### How to complete this task
From the records that follow, copy every line in which "label" appears.

========================

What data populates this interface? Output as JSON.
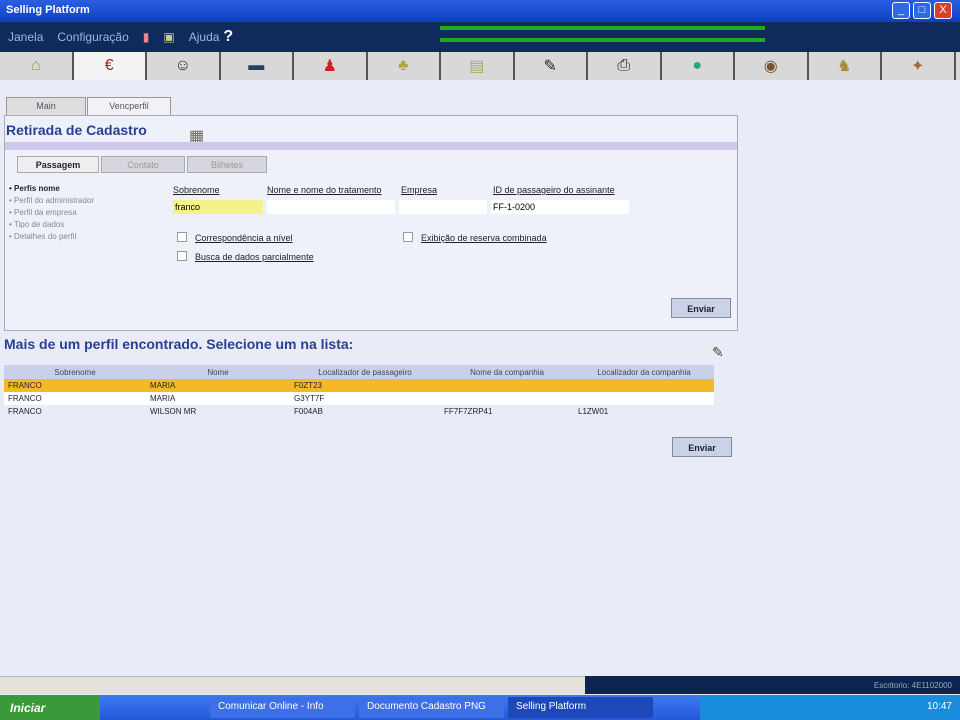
{
  "window": {
    "title": "Selling Platform",
    "min": "_",
    "max": "□",
    "close": "X"
  },
  "menu": {
    "items": [
      "Janela",
      "Configuração",
      "Ajuda"
    ],
    "help_glyph": "?"
  },
  "icon_tabs": [
    "home-icon",
    "euro-icon",
    "agent-icon",
    "car-icon",
    "person-icon",
    "tree-icon",
    "document-icon",
    "tools-icon",
    "printer-icon",
    "globe-icon",
    "stamp-icon",
    "figure-icon",
    "puzzle-icon"
  ],
  "sub_tabs": [
    "Main",
    "Vencperfil"
  ],
  "form": {
    "title": "Retirada de Cadastro",
    "tabs": [
      "Passagem",
      "Contato",
      "Bilhetes"
    ],
    "side_items": [
      "Perfis nome",
      "Perfil do administrador",
      "Perfil da empresa",
      "Tipo de dados",
      "Detalhes do perfil"
    ],
    "fields": [
      {
        "label": "Sobrenome",
        "value": "franco"
      },
      {
        "label": "Nome e nome do tratamento",
        "value": ""
      },
      {
        "label": "Empresa",
        "value": ""
      },
      {
        "label": "ID de passageiro do assinante",
        "value": "FF-1-0200"
      }
    ],
    "checkboxes": [
      "Correspondência a nível",
      "Busca de dados parcialmente",
      "Exibição de reserva combinada"
    ],
    "submit": "Enviar"
  },
  "results": {
    "heading": "Mais de um perfil encontrado. Selecione um na lista:",
    "columns": [
      "Sobrenome",
      "Nome",
      "Localizador de passageiro",
      "Nome da companhia",
      "Localizador da companhia"
    ],
    "rows": [
      [
        "FRANCO",
        "MARIA",
        "F0ZT23",
        "",
        ""
      ],
      [
        "FRANCO",
        "MARIA",
        "G3YT7F",
        "",
        ""
      ],
      [
        "FRANCO",
        "WILSON MR",
        "F004AB",
        "FF7F7ZRP41",
        "L1ZW01"
      ]
    ],
    "submit": "Enviar"
  },
  "statusbar": {
    "text": "Escritorio: 4E1102000"
  },
  "taskbar": {
    "start": "Iniciar",
    "tasks": [
      "Comunicar Online - Info",
      "Documento Cadastro PNG",
      "Selling Platform"
    ],
    "clock": "10:47"
  }
}
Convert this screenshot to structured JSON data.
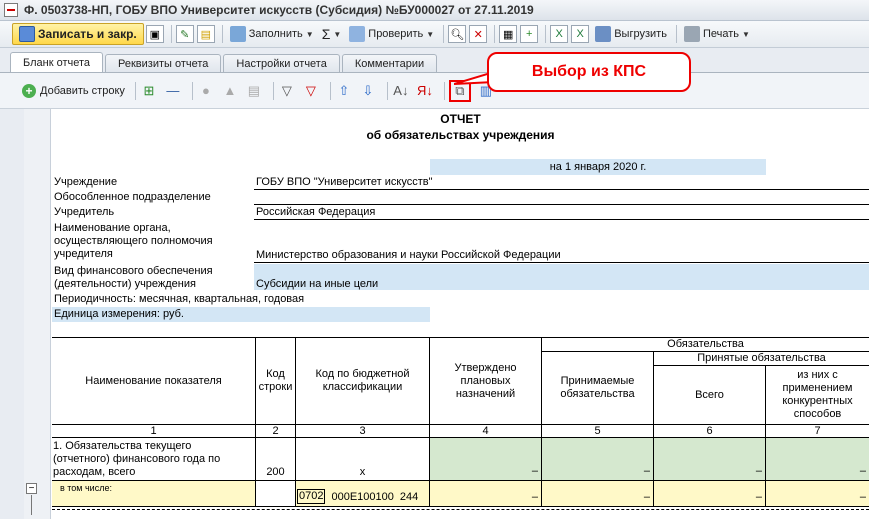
{
  "window": {
    "title": "Ф. 0503738-НП, ГОБУ ВПО Университет искусств (Субсидия) №БУ000027 от 27.11.2019"
  },
  "toolbar": {
    "save_close": "Записать и закр.",
    "fill": "Заполнить",
    "check": "Проверить",
    "upload": "Выгрузить",
    "print": "Печать"
  },
  "tabs": [
    "Бланк отчета",
    "Реквизиты отчета",
    "Настройки отчета",
    "Комментарии"
  ],
  "toolbar2": {
    "add_row": "Добавить строку"
  },
  "callout": "Выбор из КПС",
  "report": {
    "title": "ОТЧЕТ",
    "subtitle": "об обязательствах учреждения",
    "date": "на 1 января 2020 г.",
    "rows": [
      {
        "label": "Учреждение",
        "value": "ГОБУ ВПО \"Университет искусств\""
      },
      {
        "label": "Обособленное подразделение",
        "value": ""
      },
      {
        "label": "Учредитель",
        "value": "Российская Федерация"
      },
      {
        "label": "Наименование органа,\nосуществляющего полномочия\nучредителя",
        "value": "Министерство образования и науки Российской Федерации"
      },
      {
        "label": "Вид финансового обеспечения\n(деятельности) учреждения",
        "value": "Субсидии на иные цели"
      }
    ],
    "periodicity": "Периодичность: месячная, квартальная, годовая",
    "unit": "Единица измерения: руб."
  },
  "table": {
    "headers": {
      "name": "Наименование показателя",
      "code": "Код\nстроки",
      "kbk": "Код по бюджетной\nклассификации",
      "approved": "Утверждено\nплановых\nназначений",
      "obligations": "Обязательства",
      "accepted_group": "Принятые обязательства",
      "acceptable": "Принимаемые\nобязательства",
      "total": "Всего",
      "competitive": "из них с\nприменением\nконкурентных\nспособов"
    },
    "col_numbers": [
      "1",
      "2",
      "3",
      "4",
      "5",
      "6",
      "7"
    ],
    "row1": {
      "name": "1. Обязательства текущего\n(отчетного) финансового года по\nрасходам, всего",
      "code": "200",
      "kbk": "x",
      "dash": "–"
    },
    "row2": {
      "name": "в том числе:",
      "kbk_parts": [
        "0702",
        "000Е100100",
        "244"
      ],
      "dash": "–"
    }
  }
}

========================

### Answer area
        "label": "Sobrenome",
        "label": "Nome e nome do tratamento",
        "label": "Empresa",
        "label": "ID de passageiro do assinante",
        "label": "Учреждение",
        "label": "Обособленное подразделение",
        "label": "Учредитель",
        "label": "Наименование органа,\nосуществляющего полномочия\nучредителя",
        "label": "Вид финансового обеспечения\n(деятельности) учреждения",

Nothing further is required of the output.